Second Rococo antiques are also commonly referred to as Louis-Philippe furniture or Late Biedermeier furniture. These designations are not incorrect, because the styles develop in parallel, build on each other and intermingle.
In the Louis-Philippe style phase, the elements of Biedermeier are still evident, but they are supplemented by carvings in the cornice, turned columns and curved frames. In this way, the clear structures of the 1810s-1830s are dissolved and - oriented towards the 18th century - a return is made to the splendid and opulent.

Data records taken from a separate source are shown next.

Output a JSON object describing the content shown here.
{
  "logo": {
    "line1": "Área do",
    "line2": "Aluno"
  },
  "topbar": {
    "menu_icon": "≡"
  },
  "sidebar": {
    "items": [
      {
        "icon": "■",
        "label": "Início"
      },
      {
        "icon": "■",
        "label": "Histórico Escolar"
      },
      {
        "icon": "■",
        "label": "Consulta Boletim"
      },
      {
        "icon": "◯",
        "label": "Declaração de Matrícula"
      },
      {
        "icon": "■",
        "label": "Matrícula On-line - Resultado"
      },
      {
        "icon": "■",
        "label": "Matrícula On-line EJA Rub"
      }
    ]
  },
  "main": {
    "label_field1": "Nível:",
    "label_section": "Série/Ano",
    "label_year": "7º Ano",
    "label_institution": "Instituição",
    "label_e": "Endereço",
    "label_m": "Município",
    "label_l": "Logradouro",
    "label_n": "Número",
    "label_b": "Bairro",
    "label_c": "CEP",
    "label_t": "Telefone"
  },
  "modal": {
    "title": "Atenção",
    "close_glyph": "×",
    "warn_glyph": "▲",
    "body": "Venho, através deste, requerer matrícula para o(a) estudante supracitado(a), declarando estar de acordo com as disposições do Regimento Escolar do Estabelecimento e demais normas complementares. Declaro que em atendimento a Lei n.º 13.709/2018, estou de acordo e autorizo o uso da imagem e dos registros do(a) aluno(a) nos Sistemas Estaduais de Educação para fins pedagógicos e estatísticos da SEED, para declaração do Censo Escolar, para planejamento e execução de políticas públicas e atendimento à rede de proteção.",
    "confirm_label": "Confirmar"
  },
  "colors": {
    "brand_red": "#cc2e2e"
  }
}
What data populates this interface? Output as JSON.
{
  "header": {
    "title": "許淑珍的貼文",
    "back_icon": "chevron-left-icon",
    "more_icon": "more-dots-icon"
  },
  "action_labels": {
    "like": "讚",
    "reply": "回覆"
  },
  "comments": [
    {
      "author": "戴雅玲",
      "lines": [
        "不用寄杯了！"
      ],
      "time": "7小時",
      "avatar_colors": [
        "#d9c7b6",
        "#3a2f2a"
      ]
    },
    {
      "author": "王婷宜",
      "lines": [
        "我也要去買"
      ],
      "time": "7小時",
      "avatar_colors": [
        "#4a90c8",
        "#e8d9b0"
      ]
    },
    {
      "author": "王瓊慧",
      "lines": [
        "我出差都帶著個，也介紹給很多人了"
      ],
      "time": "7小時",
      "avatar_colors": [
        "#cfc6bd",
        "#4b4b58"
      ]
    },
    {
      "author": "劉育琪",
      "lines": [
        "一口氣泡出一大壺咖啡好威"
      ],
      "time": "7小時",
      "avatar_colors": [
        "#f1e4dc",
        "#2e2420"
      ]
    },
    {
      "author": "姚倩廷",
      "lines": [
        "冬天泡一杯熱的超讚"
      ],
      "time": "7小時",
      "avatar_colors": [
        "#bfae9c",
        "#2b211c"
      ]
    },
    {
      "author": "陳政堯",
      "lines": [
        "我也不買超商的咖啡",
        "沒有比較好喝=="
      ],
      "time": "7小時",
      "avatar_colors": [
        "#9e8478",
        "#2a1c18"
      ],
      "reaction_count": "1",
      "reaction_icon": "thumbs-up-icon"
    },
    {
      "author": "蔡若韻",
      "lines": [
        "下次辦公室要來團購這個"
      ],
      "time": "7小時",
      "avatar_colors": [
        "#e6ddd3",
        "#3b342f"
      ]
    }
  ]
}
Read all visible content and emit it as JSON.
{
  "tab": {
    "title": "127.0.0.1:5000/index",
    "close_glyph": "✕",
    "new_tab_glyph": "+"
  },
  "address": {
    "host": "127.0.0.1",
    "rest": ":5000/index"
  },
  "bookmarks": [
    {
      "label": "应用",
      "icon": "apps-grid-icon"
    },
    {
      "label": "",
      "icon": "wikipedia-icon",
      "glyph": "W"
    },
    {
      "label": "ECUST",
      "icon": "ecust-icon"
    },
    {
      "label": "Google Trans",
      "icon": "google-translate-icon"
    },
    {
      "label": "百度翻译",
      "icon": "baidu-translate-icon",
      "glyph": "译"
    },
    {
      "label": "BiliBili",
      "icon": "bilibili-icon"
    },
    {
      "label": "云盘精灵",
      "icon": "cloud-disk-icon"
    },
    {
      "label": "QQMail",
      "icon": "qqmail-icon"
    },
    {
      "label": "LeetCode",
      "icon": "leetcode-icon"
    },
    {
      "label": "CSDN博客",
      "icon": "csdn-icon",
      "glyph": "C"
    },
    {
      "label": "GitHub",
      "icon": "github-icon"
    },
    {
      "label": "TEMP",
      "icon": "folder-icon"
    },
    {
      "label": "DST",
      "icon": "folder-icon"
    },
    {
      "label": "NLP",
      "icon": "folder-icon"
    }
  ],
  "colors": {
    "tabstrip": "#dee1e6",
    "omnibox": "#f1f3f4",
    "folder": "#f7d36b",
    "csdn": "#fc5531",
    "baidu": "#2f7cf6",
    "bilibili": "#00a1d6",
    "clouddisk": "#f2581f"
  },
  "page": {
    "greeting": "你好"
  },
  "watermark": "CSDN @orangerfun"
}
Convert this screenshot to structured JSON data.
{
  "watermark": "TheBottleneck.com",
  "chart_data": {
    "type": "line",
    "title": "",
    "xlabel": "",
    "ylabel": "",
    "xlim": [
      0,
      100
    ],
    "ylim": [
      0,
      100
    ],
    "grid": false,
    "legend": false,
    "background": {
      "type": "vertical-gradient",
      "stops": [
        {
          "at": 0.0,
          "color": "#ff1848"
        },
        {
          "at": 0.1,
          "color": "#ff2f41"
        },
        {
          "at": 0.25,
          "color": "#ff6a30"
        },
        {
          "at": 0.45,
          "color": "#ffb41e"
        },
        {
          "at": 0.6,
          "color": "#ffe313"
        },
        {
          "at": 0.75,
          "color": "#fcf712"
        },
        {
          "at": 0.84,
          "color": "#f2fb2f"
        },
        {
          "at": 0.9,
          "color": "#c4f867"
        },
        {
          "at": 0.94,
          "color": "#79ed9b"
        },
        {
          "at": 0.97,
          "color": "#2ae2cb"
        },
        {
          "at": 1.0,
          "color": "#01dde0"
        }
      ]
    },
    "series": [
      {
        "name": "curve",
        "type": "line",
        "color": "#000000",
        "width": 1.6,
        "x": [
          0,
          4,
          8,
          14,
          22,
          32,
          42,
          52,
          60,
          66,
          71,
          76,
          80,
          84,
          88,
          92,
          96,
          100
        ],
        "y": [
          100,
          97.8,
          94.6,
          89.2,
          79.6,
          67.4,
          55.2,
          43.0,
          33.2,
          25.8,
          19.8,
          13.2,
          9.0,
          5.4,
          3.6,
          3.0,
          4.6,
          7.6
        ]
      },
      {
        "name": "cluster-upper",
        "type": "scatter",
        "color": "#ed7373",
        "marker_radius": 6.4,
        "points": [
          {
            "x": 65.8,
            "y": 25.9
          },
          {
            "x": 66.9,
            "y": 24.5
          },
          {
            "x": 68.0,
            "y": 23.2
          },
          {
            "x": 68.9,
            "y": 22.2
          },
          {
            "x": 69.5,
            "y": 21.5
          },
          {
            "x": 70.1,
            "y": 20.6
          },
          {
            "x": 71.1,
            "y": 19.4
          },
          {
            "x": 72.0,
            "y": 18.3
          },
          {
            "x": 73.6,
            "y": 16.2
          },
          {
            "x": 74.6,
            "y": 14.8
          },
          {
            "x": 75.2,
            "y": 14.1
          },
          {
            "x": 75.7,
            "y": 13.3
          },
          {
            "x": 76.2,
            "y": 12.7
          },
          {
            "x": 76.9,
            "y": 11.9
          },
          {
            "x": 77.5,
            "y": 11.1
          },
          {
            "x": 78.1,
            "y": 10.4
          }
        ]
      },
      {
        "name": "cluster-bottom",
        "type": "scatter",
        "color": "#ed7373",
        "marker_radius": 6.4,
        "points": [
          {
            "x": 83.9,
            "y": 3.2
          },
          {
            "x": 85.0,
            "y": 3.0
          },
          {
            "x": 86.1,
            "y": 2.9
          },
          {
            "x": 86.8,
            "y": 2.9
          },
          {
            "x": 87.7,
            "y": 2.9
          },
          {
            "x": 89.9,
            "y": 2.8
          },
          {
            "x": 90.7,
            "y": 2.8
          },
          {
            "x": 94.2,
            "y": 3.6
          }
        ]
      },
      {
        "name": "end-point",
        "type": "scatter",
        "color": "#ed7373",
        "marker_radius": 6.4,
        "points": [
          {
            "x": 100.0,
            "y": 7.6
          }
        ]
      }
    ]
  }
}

[...]In terms of quality, however, this furniture, which was made for the bourgeoisie, rarely keeps up with its 18th century models. What is done in gold in the 18th century does not occur in this way in the bourgeois Louis-Philippe. Even the expensive bronze fittings are usually replaced by much cheaper brass and elaborate inlay work is often left out. This and a general reduction in form make Louis-Philippe furniture affordable. [...] (Source: Rainer Haaff - Oak Furniture)